Stinging or burning
Eye irritation or scratchiness
Excess tearing, especially when reading, driving, or watching television
Stringy mucus in or around the eyes
The symptoms described above may not necessarily mean that you have dry eye.
However, if you experience one or more of these symptoms, contact your eye
doctor for a complete exam.
Testing for dry eyes can be performed through Schirmer's test, is performed
by placing a small piece of filter paper inside the lower part of the eyelids.
The eyes are closed for a few minutes and taken out to measure the amount of
tear production. The Schirmer's test can determine if there is difficulty in
tear production or if the tears are not efficient in maintaining
Replacing natural tears with artificial tears is the basis of treatment.
Artificial tears are available and are used as eye drops to lubricate the eyes
and replace the missing moisture.
patients with mild dryness may benefit from blinking more frequently, especially
when reading, driving, or watching television.
Conserving the naturally produced tears is another approach to keeping the eyes
moist. After bathing the eye's surface, tears enter a small opening in each lid,
the punctum, and drain through a small canal, the canaliculus, into the lacrimal
sac and down the naso-lacrimal duct into the nose. These channels may be closed
temporarily, or permanently, by your ophthalmologist. The closure creates a
reservoir of tears which allows the eyes to stay moist for longer periods of
Dry Eye Prevention Tips
Drink plenty of water to keep the body moisturized.
Both furnaces in the winter and air conditioning in the
summer decrease the humidity in the air.
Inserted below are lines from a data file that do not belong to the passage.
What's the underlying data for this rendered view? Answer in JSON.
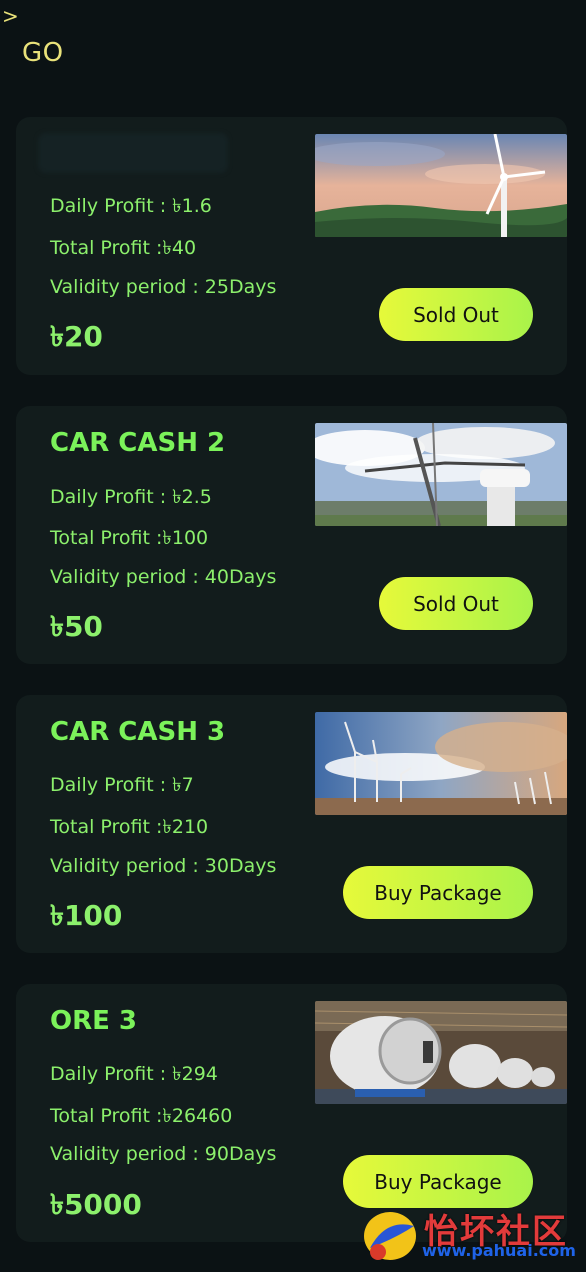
{
  "header": {
    "chevron": ">",
    "go_label": "GO"
  },
  "packages": [
    {
      "title": "",
      "daily_profit": "Daily Profit : ৳1.6",
      "total_profit": "Total Profit :৳40",
      "validity": "Validity period : 25Days",
      "price": "৳20",
      "button": "Sold Out",
      "image": "wind-turbine-sunset"
    },
    {
      "title": "CAR CASH 2",
      "daily_profit": "Daily Profit : ৳2.5",
      "total_profit": "Total Profit :৳100",
      "validity": "Validity period : 40Days",
      "price": "৳50",
      "button": "Sold Out",
      "image": "turbine-crane-construction"
    },
    {
      "title": "CAR CASH 3",
      "daily_profit": "Daily Profit : ৳7",
      "total_profit": "Total Profit :৳210",
      "validity": "Validity period : 30Days",
      "price": "৳100",
      "button": "Buy Package",
      "image": "wind-farm-dusty-sky"
    },
    {
      "title": "ORE 3",
      "daily_profit": "Daily Profit : ৳294",
      "total_profit": "Total Profit :৳26460",
      "validity": "Validity period : 90Days",
      "price": "৳5000",
      "button": "Buy Package",
      "image": "turbine-nacelle-factory"
    }
  ],
  "watermark": {
    "text": "怡坏社区",
    "url": "www.pahuai.com"
  },
  "colors": {
    "background": "#0b1214",
    "card": "#121c1c",
    "accent_green": "#8cf06c",
    "button_gradient_start": "#e6f93a",
    "button_gradient_end": "#a9f34a",
    "header_yellow": "#e9e27a"
  }
}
Minimize there use.
having excessive air movement by decreasing the speed of ceiling fans and/or
Hot compresses and eyelid scrubs/massage with baby shampoo help by
providing a thicker, more stable lipid layer. This is especially helpful if
you have meibomian gland dysfunction or blepharitis. The heat warms up the
oil in the oil glands, making it flow more easily; the massaging action
helps get the oil out of the glands. The cleansing action decreases the
number of bacteria that break down the oil.
If you notice your eyes are dry mainly while you are reading or watching
TV, taking frequent breaks to allow your eyes to rest and become moist and
comfortable again is helpful.
medication is not causing dry eyes.
Eat healthy food containing eye nutrients especially with vitamin A, C,
and E and if need be take
seed and Omega-3
Get plenty of sleep to keep eyes healthy.
Consequences of Dry Eye
Dry eye is caused by an increased rate of evaporation of the tear film or a
decreased rate of production of the tear film. Over time, dry eye can lead to
vision problems, causing sufferers to need stronger lens prescriptions every two
years. In addition, dry eye can contribute to eye redness and tearing as well as